Broken Buildings, Busted Budgets
How to Fix America's Trillion-Dollar Construction Industry
When Boston’s “Big Dig” was estimated to cost $2.8 billion in the mid-1980s, few envisioned that the most expensive highway project in the United States would end up costing nearly $15 billion in taxpayer dollars by 2006. In Chicago, the acclaimed Millennium Park was completed at a cost of $300 million over budget and years late. And it’s not just high-profile projects, either. For those who build hospitals, schools, stadiums, and homes, out-of-control delays and cost overruns are rampant and a plague on our local, state, and federal budgets.
Clearly, the construction industry is in dire need of reform. Barry B. LePatner has been prominently ranked among the nation’s preeminent construction attorneys and has spent the last three decades as a construction lawyer on the inside of the process. From representing some of the nation’s most significant corporations, institutions, and developers to the world’s most eminent architects and engineers, he has seen firsthand how the construction industry wastes over $120 billion annually.
Broken Buildings, Busted Budgets tells the story of the United States’ construction industry—one that consumes $1.23 trillion a year, yet ranks highest among industries on the “waste and inefficiency” scale, and lowest in the amount of money invested annually in technology.
LePatner builds a powerful case for much-needed change to a risk-averse industry plagued with weak management, a shortage of capital, and ineffective supervision. He pinpoints two main issues that underlie the industry’s woes: the lack of a true fixed-price contract and the absence of intermediaries to aggressively represent the interests of all owners of construction projects. Contractors work today in much the same way they have for centuries. By controlling all information related to the cost of a project, contractors operate as monopolists—facing little risk and unchecked by a healthy fear of being easily replaced.
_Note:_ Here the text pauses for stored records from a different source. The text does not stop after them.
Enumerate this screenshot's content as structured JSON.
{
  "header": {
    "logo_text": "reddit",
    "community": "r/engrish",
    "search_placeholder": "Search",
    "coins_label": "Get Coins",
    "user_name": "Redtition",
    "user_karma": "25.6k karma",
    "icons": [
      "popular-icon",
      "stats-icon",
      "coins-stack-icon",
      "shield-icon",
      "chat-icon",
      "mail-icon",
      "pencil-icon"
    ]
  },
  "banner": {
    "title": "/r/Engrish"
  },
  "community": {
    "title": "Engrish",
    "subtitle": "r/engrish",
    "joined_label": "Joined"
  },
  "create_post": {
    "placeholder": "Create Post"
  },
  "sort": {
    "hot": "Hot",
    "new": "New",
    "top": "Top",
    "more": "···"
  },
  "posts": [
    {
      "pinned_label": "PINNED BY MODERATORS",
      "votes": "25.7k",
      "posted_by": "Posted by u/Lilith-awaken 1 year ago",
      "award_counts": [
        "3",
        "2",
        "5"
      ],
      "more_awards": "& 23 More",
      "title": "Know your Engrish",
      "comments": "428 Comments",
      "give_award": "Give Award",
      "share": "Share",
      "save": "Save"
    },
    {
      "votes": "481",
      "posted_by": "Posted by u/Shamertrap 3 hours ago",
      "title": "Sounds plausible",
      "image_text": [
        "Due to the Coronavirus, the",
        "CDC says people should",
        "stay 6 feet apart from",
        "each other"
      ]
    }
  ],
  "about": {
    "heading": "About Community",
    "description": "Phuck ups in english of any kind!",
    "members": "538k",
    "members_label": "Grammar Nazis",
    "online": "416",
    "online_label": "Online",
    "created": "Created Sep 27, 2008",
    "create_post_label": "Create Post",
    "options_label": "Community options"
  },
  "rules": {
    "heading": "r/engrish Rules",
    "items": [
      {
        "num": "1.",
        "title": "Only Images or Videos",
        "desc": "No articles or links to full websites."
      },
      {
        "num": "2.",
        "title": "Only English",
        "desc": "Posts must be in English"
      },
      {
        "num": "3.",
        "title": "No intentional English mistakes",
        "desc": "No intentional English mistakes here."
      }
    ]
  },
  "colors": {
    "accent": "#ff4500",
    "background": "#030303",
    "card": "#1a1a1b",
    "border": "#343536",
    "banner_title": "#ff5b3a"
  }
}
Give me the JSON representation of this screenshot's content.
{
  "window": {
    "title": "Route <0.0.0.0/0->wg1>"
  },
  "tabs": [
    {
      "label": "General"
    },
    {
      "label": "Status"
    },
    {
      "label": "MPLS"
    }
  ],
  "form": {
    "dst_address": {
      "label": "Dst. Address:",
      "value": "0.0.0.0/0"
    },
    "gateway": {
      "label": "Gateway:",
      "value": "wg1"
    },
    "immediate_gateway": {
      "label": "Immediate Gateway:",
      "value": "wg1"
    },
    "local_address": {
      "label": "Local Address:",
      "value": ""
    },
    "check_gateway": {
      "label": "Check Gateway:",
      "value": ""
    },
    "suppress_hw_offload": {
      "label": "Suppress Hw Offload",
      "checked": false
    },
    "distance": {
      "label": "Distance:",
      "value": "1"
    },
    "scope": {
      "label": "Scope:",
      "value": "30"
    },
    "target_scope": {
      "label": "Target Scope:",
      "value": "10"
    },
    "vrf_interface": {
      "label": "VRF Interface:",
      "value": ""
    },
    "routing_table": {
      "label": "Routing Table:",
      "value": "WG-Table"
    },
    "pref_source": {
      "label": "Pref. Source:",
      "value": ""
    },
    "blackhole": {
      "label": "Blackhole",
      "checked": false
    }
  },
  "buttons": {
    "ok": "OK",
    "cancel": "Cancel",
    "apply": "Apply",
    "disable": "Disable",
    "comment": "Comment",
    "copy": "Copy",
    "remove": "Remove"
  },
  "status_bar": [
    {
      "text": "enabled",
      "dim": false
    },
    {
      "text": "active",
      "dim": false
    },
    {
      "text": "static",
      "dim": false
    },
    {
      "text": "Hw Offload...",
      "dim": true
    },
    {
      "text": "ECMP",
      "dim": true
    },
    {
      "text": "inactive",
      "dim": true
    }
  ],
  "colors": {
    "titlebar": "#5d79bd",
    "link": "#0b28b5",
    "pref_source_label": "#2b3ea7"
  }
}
Broken Buildings, Busted Budgets has been written to help you—the potential purchaser of a new office building or home or highway or dam—understand how the industry functions and why it is so inefficient. Armed with the most powerful weapon—valuable business information—you will have a fighting chance to get the building you want, when you want it, for the price you agreed upon.